Life's Companion: Journal
Writing as a Spiritual Quest

(Bantam, 1990)

I'm an avid journal-keeper. I'm one of those people that have kept one since being a kid, holding on to them as I've grown up as a time capsule, of sorts, of particular ages and times.

Like most long-time journallers know, there comes a point when it feels like all the stories have been told, all the feelings explored, all the growth done. It's for these plateaus that Life's Companion was written to counteract.

The book is a unique and bright take on the art of journal writing. Instead of being about things that happen, journalling can be used to unblock yourself and your creativity, learn new insights about yourself and the world around you, and to discover the heart of your spiritual self, no matter what religious format you choose to embrace. Writing, she says, opens up the heart of the writer, expands all the inner vistas and helps the writer relate to people and events in his life.

Life's Companion is uniquely organized, as well. It has the instruction written on one side, while quotes, examples and actual journal entries grace the other side.

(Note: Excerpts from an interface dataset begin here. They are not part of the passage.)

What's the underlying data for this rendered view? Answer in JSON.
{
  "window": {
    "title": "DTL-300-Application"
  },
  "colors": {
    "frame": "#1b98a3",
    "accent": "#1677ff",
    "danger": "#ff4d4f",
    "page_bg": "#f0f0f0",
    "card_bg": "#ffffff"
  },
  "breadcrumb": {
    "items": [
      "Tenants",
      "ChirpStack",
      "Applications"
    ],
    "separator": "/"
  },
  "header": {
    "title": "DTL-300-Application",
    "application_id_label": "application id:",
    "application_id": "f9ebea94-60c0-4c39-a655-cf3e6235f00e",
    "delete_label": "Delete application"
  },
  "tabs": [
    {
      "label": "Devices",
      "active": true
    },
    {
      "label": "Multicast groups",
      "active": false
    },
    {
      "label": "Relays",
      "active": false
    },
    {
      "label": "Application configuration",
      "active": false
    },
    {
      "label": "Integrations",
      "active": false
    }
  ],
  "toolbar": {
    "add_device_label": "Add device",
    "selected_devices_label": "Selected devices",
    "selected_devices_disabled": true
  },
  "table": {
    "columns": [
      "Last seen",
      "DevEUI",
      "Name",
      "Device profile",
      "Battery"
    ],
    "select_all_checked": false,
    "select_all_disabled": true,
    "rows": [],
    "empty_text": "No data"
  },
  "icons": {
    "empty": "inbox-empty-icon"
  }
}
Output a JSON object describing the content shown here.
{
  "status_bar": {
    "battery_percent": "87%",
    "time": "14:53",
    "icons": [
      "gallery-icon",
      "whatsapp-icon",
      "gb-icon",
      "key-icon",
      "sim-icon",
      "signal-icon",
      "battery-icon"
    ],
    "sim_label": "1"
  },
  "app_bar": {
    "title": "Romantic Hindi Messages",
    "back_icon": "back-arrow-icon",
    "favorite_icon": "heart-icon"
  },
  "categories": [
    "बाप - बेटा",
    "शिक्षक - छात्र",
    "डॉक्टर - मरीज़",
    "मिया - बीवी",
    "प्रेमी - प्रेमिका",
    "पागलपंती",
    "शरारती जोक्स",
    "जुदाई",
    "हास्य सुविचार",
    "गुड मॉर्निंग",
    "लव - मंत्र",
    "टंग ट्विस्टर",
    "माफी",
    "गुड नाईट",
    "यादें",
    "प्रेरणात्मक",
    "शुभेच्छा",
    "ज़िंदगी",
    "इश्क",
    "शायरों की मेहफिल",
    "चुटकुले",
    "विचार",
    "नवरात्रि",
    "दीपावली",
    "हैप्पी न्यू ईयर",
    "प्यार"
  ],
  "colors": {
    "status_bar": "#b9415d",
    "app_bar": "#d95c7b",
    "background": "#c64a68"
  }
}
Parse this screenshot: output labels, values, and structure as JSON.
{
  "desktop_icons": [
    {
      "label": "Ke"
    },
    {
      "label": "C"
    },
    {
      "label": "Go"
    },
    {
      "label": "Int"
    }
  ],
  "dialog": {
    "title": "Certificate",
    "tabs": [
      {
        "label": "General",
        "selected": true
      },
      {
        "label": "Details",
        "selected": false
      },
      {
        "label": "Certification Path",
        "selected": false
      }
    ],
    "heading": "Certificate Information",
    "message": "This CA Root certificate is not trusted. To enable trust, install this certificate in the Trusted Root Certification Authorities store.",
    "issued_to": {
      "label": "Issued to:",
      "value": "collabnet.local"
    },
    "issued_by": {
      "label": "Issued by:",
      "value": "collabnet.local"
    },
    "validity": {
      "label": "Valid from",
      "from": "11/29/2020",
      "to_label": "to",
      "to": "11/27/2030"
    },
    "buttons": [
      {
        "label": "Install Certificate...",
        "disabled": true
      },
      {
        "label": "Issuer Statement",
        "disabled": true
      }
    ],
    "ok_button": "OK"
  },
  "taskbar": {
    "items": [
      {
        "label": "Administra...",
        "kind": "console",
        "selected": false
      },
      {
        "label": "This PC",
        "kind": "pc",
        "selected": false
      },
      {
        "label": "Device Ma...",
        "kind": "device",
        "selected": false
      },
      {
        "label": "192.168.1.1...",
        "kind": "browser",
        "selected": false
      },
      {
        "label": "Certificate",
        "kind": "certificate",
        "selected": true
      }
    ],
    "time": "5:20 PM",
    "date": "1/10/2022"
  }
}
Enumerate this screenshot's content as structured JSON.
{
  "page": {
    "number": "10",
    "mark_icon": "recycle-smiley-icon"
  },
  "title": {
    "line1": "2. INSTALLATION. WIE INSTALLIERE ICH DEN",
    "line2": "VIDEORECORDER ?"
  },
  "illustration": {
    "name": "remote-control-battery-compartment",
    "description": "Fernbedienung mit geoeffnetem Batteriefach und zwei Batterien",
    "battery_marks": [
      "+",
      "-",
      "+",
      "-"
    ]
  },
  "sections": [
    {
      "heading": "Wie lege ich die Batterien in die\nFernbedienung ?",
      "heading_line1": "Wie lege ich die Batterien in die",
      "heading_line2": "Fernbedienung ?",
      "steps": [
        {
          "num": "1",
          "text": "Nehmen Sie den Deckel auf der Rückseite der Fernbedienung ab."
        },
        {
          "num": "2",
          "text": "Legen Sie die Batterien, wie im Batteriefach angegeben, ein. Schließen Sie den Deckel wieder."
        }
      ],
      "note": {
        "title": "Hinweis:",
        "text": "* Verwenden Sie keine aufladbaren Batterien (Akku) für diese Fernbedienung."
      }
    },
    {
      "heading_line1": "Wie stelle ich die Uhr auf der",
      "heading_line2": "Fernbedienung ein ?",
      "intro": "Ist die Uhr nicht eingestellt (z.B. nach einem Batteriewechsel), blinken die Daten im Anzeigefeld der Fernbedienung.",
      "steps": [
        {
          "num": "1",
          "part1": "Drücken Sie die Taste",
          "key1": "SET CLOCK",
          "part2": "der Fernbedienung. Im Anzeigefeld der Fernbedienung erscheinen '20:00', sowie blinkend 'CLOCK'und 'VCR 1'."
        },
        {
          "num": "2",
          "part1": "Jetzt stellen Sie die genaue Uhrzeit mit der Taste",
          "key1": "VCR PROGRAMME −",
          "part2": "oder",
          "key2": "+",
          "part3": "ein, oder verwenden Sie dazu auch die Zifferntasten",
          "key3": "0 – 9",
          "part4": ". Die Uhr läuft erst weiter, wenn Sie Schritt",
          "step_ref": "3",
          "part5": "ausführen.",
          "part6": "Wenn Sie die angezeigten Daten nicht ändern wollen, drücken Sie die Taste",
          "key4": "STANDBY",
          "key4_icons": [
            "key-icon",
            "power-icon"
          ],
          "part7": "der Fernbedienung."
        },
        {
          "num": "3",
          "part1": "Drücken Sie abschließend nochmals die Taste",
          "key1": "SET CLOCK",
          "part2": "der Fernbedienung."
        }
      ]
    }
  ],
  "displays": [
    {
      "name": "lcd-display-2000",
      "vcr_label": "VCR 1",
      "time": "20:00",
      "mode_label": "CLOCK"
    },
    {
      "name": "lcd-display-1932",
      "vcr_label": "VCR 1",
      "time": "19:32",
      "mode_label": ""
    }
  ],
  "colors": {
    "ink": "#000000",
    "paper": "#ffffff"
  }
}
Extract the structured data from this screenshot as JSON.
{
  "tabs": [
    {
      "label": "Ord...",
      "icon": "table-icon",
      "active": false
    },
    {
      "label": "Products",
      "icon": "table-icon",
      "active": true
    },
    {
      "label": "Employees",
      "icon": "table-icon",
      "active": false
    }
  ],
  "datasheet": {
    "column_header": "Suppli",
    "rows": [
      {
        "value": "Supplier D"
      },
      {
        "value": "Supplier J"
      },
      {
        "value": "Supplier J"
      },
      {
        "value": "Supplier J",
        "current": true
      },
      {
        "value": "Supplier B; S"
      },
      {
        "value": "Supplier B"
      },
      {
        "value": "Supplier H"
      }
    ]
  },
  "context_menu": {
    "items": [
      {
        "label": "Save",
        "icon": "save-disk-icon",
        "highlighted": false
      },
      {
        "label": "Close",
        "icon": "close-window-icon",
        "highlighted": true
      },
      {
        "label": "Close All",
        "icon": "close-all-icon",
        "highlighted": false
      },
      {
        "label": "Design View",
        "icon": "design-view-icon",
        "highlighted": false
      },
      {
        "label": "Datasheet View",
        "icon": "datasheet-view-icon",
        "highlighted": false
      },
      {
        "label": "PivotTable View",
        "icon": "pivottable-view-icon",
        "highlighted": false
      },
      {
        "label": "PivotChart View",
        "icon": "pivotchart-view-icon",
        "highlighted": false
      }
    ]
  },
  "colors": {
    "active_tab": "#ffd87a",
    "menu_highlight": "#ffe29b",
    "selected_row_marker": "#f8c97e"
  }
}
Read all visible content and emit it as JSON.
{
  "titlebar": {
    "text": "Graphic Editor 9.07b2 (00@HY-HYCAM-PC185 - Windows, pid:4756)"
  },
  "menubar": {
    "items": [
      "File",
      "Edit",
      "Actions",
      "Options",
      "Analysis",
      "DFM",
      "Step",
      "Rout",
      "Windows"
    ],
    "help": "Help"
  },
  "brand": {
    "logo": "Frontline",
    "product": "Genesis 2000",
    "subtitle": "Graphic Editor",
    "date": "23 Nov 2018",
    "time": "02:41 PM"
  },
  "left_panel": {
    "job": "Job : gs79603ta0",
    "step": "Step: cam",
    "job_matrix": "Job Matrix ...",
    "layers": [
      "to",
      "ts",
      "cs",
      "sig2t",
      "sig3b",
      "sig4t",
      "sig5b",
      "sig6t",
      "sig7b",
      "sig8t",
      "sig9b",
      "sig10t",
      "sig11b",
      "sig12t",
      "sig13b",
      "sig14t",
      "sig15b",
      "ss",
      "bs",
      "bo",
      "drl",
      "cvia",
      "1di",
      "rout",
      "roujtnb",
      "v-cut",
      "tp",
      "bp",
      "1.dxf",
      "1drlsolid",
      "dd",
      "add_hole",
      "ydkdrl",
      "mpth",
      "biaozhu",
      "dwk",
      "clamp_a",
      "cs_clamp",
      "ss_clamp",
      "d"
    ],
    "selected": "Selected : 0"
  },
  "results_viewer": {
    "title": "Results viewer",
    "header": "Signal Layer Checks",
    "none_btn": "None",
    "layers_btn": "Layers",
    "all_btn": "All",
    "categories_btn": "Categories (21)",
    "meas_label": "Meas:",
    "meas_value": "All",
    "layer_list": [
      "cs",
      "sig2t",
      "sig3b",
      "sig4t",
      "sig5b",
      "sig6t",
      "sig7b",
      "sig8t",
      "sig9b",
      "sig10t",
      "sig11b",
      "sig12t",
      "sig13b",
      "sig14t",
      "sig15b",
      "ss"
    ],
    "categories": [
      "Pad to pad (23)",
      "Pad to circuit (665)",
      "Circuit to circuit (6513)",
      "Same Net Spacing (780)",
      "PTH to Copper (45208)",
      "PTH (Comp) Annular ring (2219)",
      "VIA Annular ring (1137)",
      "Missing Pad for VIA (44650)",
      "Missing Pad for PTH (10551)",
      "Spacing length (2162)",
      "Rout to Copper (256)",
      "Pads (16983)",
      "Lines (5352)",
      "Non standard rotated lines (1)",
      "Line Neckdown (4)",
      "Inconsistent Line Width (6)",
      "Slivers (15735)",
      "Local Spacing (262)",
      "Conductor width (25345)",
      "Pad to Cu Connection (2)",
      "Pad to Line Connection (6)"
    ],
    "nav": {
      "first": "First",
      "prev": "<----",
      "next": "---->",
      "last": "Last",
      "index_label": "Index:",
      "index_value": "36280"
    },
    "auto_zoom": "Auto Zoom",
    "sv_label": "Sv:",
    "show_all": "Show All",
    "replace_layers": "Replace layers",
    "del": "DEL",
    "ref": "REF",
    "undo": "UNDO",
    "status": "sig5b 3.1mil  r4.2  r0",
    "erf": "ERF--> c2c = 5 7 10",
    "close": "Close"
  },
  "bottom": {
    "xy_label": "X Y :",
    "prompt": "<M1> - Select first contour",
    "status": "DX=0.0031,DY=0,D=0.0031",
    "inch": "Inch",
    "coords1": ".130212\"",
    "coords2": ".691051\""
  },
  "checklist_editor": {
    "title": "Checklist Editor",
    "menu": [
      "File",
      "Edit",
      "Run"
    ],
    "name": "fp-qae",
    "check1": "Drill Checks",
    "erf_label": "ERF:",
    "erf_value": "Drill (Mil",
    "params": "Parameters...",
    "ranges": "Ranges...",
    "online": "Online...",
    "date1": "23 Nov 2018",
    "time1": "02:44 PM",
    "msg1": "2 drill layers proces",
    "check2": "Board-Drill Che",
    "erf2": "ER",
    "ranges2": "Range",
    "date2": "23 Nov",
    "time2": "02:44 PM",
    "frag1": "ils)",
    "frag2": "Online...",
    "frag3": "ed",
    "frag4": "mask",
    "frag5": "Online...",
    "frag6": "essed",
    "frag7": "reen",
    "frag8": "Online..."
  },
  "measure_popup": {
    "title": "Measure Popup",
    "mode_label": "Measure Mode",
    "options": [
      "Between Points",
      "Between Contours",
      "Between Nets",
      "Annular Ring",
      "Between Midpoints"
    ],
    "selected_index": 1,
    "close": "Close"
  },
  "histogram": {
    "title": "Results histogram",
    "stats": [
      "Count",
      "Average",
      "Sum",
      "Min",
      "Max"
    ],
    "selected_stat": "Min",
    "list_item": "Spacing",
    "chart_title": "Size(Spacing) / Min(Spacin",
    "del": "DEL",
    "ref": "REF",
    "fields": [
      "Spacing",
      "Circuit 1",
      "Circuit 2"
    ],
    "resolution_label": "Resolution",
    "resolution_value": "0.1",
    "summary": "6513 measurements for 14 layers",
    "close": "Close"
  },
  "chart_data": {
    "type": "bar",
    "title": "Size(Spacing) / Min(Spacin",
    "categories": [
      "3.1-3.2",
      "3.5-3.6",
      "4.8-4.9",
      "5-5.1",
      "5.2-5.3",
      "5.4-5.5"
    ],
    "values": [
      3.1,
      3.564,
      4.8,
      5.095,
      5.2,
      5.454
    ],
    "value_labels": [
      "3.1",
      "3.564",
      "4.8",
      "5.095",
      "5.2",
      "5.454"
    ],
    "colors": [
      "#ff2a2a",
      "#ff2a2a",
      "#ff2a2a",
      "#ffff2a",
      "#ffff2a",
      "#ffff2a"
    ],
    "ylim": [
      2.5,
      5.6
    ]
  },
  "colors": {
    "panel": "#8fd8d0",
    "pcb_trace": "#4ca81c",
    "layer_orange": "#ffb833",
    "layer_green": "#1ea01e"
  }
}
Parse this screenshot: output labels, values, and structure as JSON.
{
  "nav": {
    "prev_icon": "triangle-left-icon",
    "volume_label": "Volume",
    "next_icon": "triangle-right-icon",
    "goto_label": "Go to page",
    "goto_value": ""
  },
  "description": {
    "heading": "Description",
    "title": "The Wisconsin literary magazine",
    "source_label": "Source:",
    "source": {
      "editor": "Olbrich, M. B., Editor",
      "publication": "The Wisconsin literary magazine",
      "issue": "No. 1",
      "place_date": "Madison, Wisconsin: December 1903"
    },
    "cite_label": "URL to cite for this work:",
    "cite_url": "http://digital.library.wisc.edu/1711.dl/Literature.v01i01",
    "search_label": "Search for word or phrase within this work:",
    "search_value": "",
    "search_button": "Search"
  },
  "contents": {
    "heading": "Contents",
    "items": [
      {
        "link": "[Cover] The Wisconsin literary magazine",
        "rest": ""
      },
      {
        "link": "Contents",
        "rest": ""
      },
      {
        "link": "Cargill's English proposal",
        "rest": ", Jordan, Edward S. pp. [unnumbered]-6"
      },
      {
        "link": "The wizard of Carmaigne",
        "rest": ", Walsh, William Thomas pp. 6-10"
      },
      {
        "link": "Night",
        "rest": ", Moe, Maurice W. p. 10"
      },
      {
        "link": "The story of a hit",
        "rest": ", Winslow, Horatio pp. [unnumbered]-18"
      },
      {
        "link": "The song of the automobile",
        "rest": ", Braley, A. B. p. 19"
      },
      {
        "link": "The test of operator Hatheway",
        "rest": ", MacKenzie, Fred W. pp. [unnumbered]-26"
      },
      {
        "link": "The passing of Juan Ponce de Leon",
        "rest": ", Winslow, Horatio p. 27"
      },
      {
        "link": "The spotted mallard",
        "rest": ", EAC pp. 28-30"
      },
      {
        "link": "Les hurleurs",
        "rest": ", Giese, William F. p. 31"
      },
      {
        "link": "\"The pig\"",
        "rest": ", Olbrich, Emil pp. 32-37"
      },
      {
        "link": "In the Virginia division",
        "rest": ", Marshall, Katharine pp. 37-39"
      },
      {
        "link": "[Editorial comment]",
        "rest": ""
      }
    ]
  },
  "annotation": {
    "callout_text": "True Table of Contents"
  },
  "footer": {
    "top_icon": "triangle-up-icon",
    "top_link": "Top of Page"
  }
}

There are questions for the reader to answer, exercises to undertake and self-quizzes intended to prompt the writer into opening up on the written page -- encouraging him to find his own soul in the process.

If all this sounds distinctly new agey and fluffy to you -- well, it is. But I can also attest that ignoring those prejudices and going forward with the book can add a great deal of depth to your writing, whether in the journal or elsewhere. The exercises and prompts can give you a wealth of opportunities for writing, and that, in itself, is worth the cover price.

Of all of her advice, two points stand out as being among the best, and are, essentially, Baldwin's "rules" for journalling. Always date your entries, no matter what or where (at the beginning or the end). This allows you to look back over your work later and know where you were at a certain time period, which is infinitely helpful. The second is less concrete: there ARE no other rules. If you feel like painting on the page, do it. If you feel like writing your entry in rhyming couplets, do it. If you want to write in mirror-image text, in lime green crayon -- it's your journal.

Somehow, I found that freeing. The concept of not being able to do anything wrong made things feel a little more clear to me, and I've kept the book around so that I can review that section when I'm feeling like I can't do this writing thing "right" anymore.

As I mentioned before, the book is about the spiritual aspect of journal writing. Unfortunately, at times this comes across preachy or yoga-teacherish, and could probably turn off some people. Though she makes an effort to keep it totally non-denominational, the reader can tell that she isn't necessarily a typical Christian, which doesn't bother me, personally. However, it may turn off people looking for that type of book.

Life's Companion is a fantastic book for those who are stalled in their writing disciplines. The prompts and commentary could prove invaluable for the daily writer who needs things to jump-start his or her creativity. Though it draws from a broad philosophical base, the actual text (commentary about journal writing as opposed to prompts or exercises) can get a little preachy and overdone.

Despite this drawback, Life's Companion is relatively inexpensive for a so-called "self-help" book, and is well-worth the purchase price for the prompts and example entries alone. If you keep a journal, this is one book to be sure to own.

[ by Elizabeth Badurina ]



Buy Life's Companion from Amazon.com.